We also have paddleboards and kayaks available for staff to use which is quite popular over the summer break as we’re right on the ocean.

In terms of challenges and fitness initiatives, they are well received. Our very first challenge when we launched B-Fit was our Annual October Hike Week Challenge. Employees get extra points for bringing friends, family, even their pets! We just completed our 4th year. Shorter, simpler challenges where team members can use their phone or a tracker to record their kilometers, steps, or calories over the midterm break has been quite popular. Our goal is to get the most participation across different sectors of our staff (faculty, dinning, facilities).

What challenges have you faced in implementing workplace health and wellness? 

We are lucky we can take advantage of all the resources and facilities on campus. But one of our main challenges is catering everyone’s needs between class times as we must work around the students. The facilities are for students, so we need to respect students first and their prime times, and then go from there in terms of what space is available and when.  

Our house-keeping staff work from 5am-2pm, and our faculty’s usually busy until 5pm, so how do we schedule classes and activities that fit around student classes but work for all staff? It’s definitely a challenge. 

We’re trying to come up with an ideal time, and we’d love to see the numbers a bit higher for our fitness classes – aside from our spin class, which is super popular and almost always has a waitlist – the other dates and times scheduling around classes tends to be a bit more of a challenge.  

We mainly gather feedback through employee surveys, done at least twice a year, to see what’s been working well, see what they’d like us to improve – but another challenge is getting people to respond to the survey – even though we’re trying to make it as short and sweet and effective as possible, in the end it’s just another email in a crowded inbox. 

There’s a lot of this that’s still trial and error, but we can gauge popularity with responses, and work from there. 

Do you have any advice for other organizations in terms of implementing their own holistic health and wellness programs? 

If you’re looking for a way to integrate easy challenges, start with a bingo challenge, or a step challenge. They’re very simple, but effective ways to start! 

We’ve also done the Corporate Whole Life challenge – it has a physical, mental and nutritional component, and has a social media board where everyone can comment on their day and share that with the group – it’s a very easy starting point. A lesson learned is that you don’t need to invest a lot of time in inventing something, when you can use resources and activities that already exists. 

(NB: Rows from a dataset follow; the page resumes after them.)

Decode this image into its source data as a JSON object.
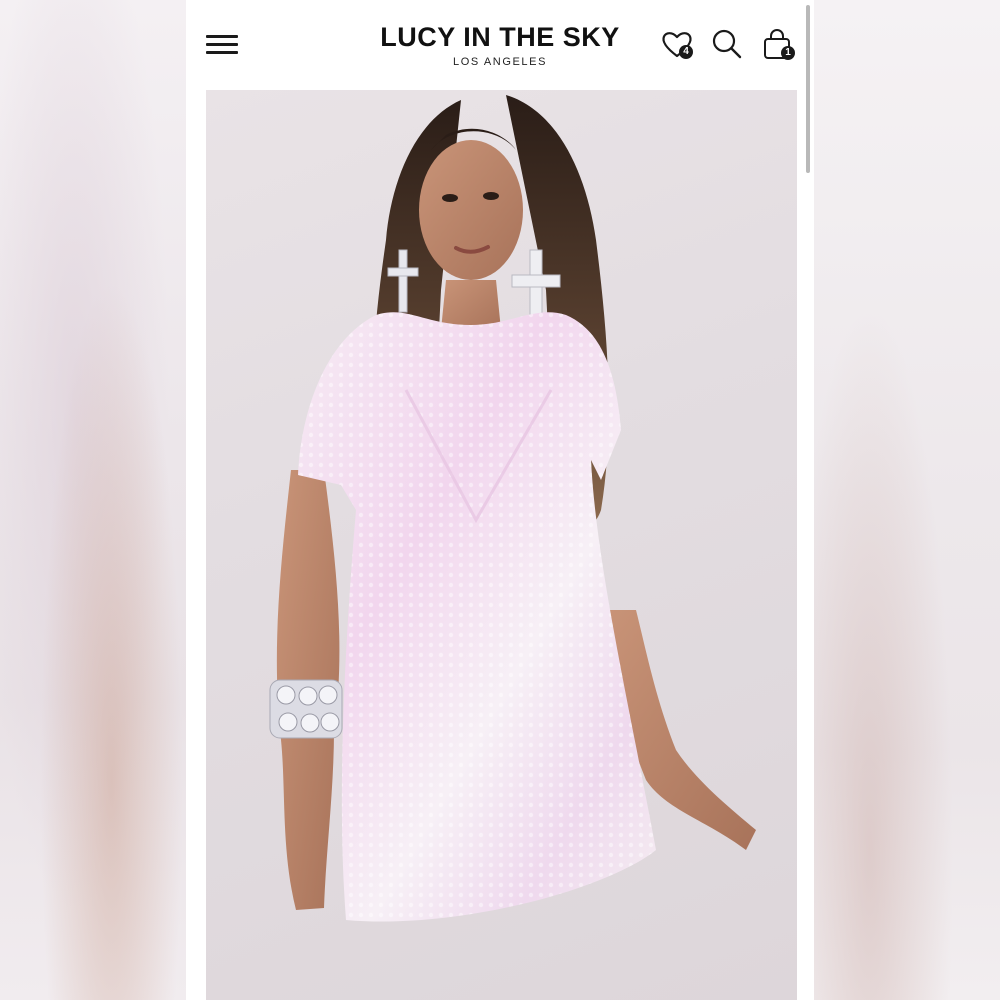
{
  "brand": {
    "name": "LUCY IN THE SKY",
    "subtitle": "LOS ANGELES"
  },
  "header": {
    "menu_icon": "hamburger-icon",
    "wishlist": {
      "icon": "heart-icon",
      "count": "4"
    },
    "search": {
      "icon": "search-icon"
    },
    "cart": {
      "icon": "shopping-bag-icon",
      "count": "1"
    }
  },
  "product": {
    "image": "model-wearing-iridescent-sequin-tshirt-dress"
  },
  "colors": {
    "text": "#111111",
    "badge": "#1a1a1a",
    "backdrop": "#ede8eb"
  }
}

The other thing we did that really seemed to lift morale was laminated compliment cards. Everyone had these compliment cards and people would randomly and anonymously hand them out to colleagues. The energy and smiles on everyone’s faces, especially during the first week, was noticeable. It was definitely a really fun challenge, and it also prompted some more personal letters from staff members. And at the end, we told staff that there’s no need to return the cards to us, but instead they could take them home, use them with their family members, and pay it forward into their personal lives as well.  

All in all, I would say that anything that you can try to implement that can be used by every different department is something that corporations should think about. It’s important to think of an easy initiative that every department can join in and participate in and have fun with as colleagues. That would be the best way to make the most out of the program, and really make the most impact.